• [Activity] In the records below, how many lines hold the word "Update"? Give only the number.

Items from an interface collection

====

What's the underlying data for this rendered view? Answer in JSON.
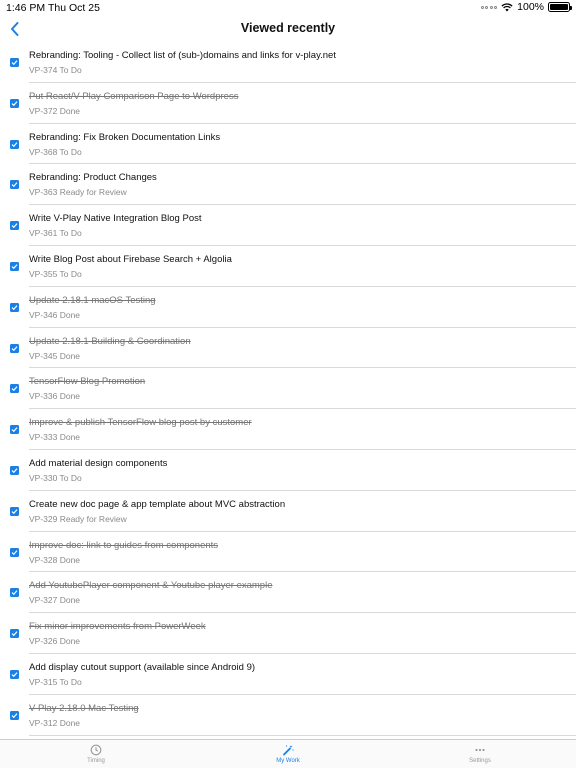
{
  "statusbar": {
    "time": "1:46 PM",
    "date": "Thu Oct 25",
    "battery": "100%"
  },
  "header": {
    "title": "Viewed recently",
    "back_icon": "chevron-left-icon"
  },
  "items": [
    {
      "title": "Rebranding: Tooling - Collect list of (sub-)domains and links for v-play.net",
      "subtitle": "VP-374 To Do",
      "done": false
    },
    {
      "title": "Put React/V-Play Comparison Page to Wordpress",
      "subtitle": "VP-372 Done",
      "done": true
    },
    {
      "title": "Rebranding: Fix Broken Documentation Links",
      "subtitle": "VP-368 To Do",
      "done": false
    },
    {
      "title": "Rebranding: Product Changes",
      "subtitle": "VP-363 Ready for Review",
      "done": false
    },
    {
      "title": "Write V-Play Native Integration Blog Post",
      "subtitle": "VP-361 To Do",
      "done": false
    },
    {
      "title": "Write Blog Post about Firebase Search + Algolia",
      "subtitle": "VP-355 To Do",
      "done": false
    },
    {
      "title": "Update 2.18.1 macOS Testing",
      "subtitle": "VP-346 Done",
      "done": true
    },
    {
      "title": "Update 2.18.1 Building & Coordination",
      "subtitle": "VP-345 Done",
      "done": true
    },
    {
      "title": "TensorFlow Blog Promotion",
      "subtitle": "VP-336 Done",
      "done": true
    },
    {
      "title": "Improve & publish TensorFlow blog post by customer",
      "subtitle": "VP-333 Done",
      "done": true
    },
    {
      "title": "Add material design components",
      "subtitle": "VP-330 To Do",
      "done": false
    },
    {
      "title": "Create new doc page & app template about MVC abstraction",
      "subtitle": "VP-329 Ready for Review",
      "done": false
    },
    {
      "title": "Improve doc: link to guides from components",
      "subtitle": "VP-328 Done",
      "done": true
    },
    {
      "title": "Add YoutubePlayer component & Youtube player example",
      "subtitle": "VP-327 Done",
      "done": true
    },
    {
      "title": "Fix minor improvements from PowerWeek",
      "subtitle": "VP-326 Done",
      "done": true
    },
    {
      "title": "Add display cutout support (available since Android 9)",
      "subtitle": "VP-315 To Do",
      "done": false
    },
    {
      "title": "V-Play 2.18.0 Mac Testing",
      "subtitle": "VP-312 Done",
      "done": true
    }
  ],
  "tabs": [
    {
      "label": "Timing",
      "icon": "clock-icon",
      "active": false
    },
    {
      "label": "My Work",
      "icon": "magic-wand-icon",
      "active": true
    },
    {
      "label": "Settings",
      "icon": "more-dots-icon",
      "active": false
    }
  ],
  "colors": {
    "accent": "#1a80e6",
    "divider": "#d9d9d9",
    "muted": "#8a8a8a"
  }
}
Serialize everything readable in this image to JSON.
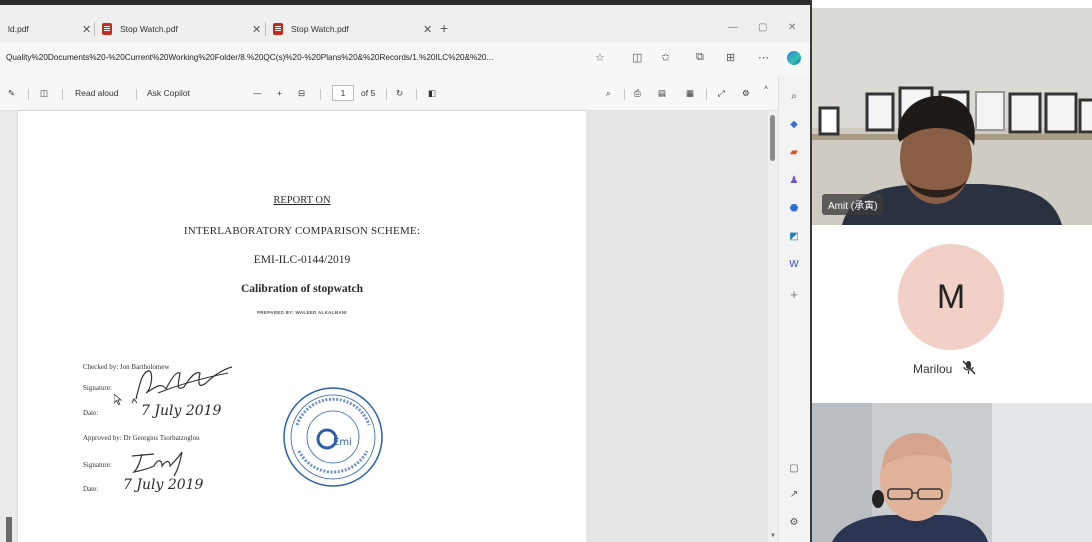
{
  "browser": {
    "tabs": [
      {
        "label": "ld.pdf"
      },
      {
        "label": "Stop Watch.pdf"
      },
      {
        "label": "Stop Watch.pdf"
      }
    ],
    "url": "Quality%20Documents%20-%20Current%20Working%20Folder/8.%20QC(s)%20-%20Plans%20&%20Records/1.%20ILC%20&%20...",
    "toolbar": {
      "read_aloud": "Read aloud",
      "ask_copilot": "Ask Copilot",
      "zoom_out": "—",
      "zoom_in": "+",
      "page_current": "1",
      "page_total": "of 5"
    }
  },
  "document": {
    "title": "REPORT ON",
    "scheme": "INTERLABORATORY COMPARISON SCHEME:",
    "code": "EMI-ILC-0144/2019",
    "subject": "Calibration of stopwatch",
    "prepared_by": "PREPARED BY: WALEED ALKALBANI",
    "checked_by": "Checked by: Jon Bartholomew",
    "signature_label_1": "Signature:",
    "date_label_1": "Date:",
    "date_value_1": "7 July 2019",
    "approved_by": "Approved by: Dr Georgios Tsorbatzoglou",
    "signature_label_2": "Signature:",
    "date_label_2": "Date:",
    "date_value_2": "7 July 2019",
    "stamp_text": "Emi",
    "stamp_colors": {
      "ink": "#2f5fa8"
    }
  },
  "participants": [
    {
      "name": "Amit (承寅)",
      "type": "video"
    },
    {
      "name": "Marilou",
      "initial": "M",
      "muted": true,
      "avatar_color": "#f2cfc7"
    },
    {
      "name": "",
      "type": "video"
    }
  ],
  "colors": {
    "pdf_red": "#c42b1c",
    "edge_blue": "#2d7fe0"
  }
}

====

• [Exercise solution] 2